Copy each line below as it stands, but skip any picture it contains.
Dataset Block Start
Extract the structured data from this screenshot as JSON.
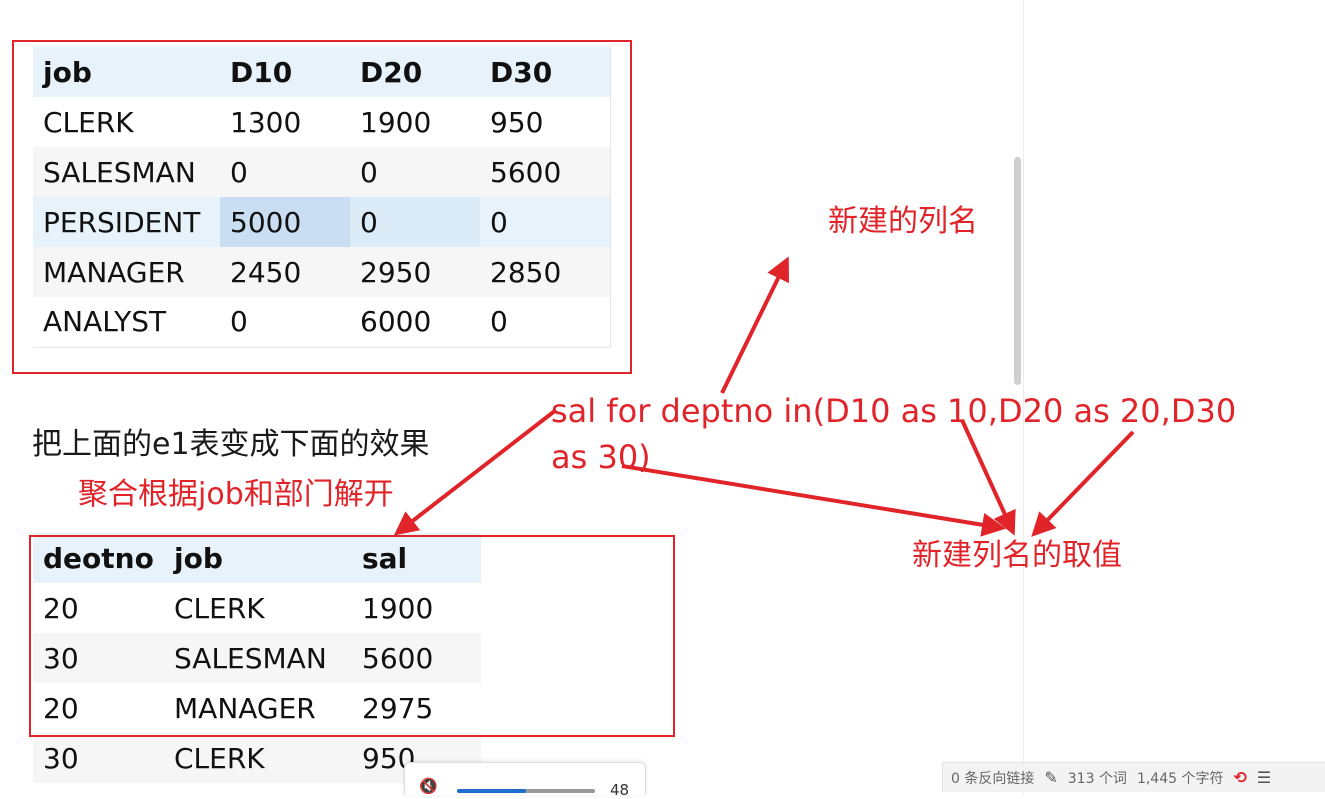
{
  "table_top": {
    "headers": [
      "job",
      "D10",
      "D20",
      "D30"
    ],
    "rows": [
      [
        "CLERK",
        "1300",
        "1900",
        "950"
      ],
      [
        "SALESMAN",
        "0",
        "0",
        "5600"
      ],
      [
        "PERSIDENT",
        "5000",
        "0",
        "0"
      ],
      [
        "MANAGER",
        "2450",
        "2950",
        "2850"
      ],
      [
        "ANALYST",
        "0",
        "6000",
        "0"
      ]
    ]
  },
  "captions": {
    "transform": "把上面的e1表变成下面的效果",
    "aggregate": "聚合根据job和部门解开",
    "new_column_name": "新建的列名",
    "new_column_values": "新建列名的取值",
    "code": "sal for deptno in(D10 as 10,D20 as 20,D30 as 30)"
  },
  "table_bottom": {
    "headers": [
      "deotno",
      "job",
      "sal"
    ],
    "rows": [
      [
        "20",
        "CLERK",
        "1900"
      ],
      [
        "30",
        "SALESMAN",
        "5600"
      ],
      [
        "20",
        "MANAGER",
        "2975"
      ],
      [
        "30",
        "CLERK",
        "950"
      ]
    ]
  },
  "status_bar": {
    "backlinks": "0 条反向链接",
    "words": "313 个词",
    "chars": "1,445 个字符",
    "edit_icon": "pencil-icon",
    "sync_icon": "sync-off-icon",
    "outline_icon": "outline-icon"
  },
  "media": {
    "mute_icon": "speaker-mute-icon",
    "volume": "48",
    "progress_fraction": 0.5
  },
  "colors": {
    "annotation_red": "#e0242a",
    "header_bg": "#e8f2fb",
    "selected_cell": "#c9def3"
  }
}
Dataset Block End
Result of the task:
Extract the structured data from this screenshot as JSON.
{
  "table_top": {
    "headers": [
      "job",
      "D10",
      "D20",
      "D30"
    ],
    "rows": [
      [
        "CLERK",
        "1300",
        "1900",
        "950"
      ],
      [
        "SALESMAN",
        "0",
        "0",
        "5600"
      ],
      [
        "PERSIDENT",
        "5000",
        "0",
        "0"
      ],
      [
        "MANAGER",
        "2450",
        "2950",
        "2850"
      ],
      [
        "ANALYST",
        "0",
        "6000",
        "0"
      ]
    ]
  },
  "captions": {
    "transform": "把上面的e1表变成下面的效果",
    "aggregate": "聚合根据job和部门解开",
    "new_column_name": "新建的列名",
    "new_column_values": "新建列名的取值",
    "code": "sal for deptno in(D10 as 10,D20 as 20,D30 as 30)"
  },
  "table_bottom": {
    "headers": [
      "deotno",
      "job",
      "sal"
    ],
    "rows": [
      [
        "20",
        "CLERK",
        "1900"
      ],
      [
        "30",
        "SALESMAN",
        "5600"
      ],
      [
        "20",
        "MANAGER",
        "2975"
      ],
      [
        "30",
        "CLERK",
        "950"
      ]
    ]
  },
  "status_bar": {
    "backlinks": "0 条反向链接",
    "words": "313 个词",
    "chars": "1,445 个字符",
    "edit_icon": "pencil-icon",
    "sync_icon": "sync-off-icon",
    "outline_icon": "outline-icon"
  },
  "media": {
    "mute_icon": "speaker-mute-icon",
    "volume": "48",
    "progress_fraction": 0.5
  },
  "colors": {
    "annotation_red": "#e0242a",
    "header_bg": "#e8f2fb",
    "selected_cell": "#c9def3"
  }
}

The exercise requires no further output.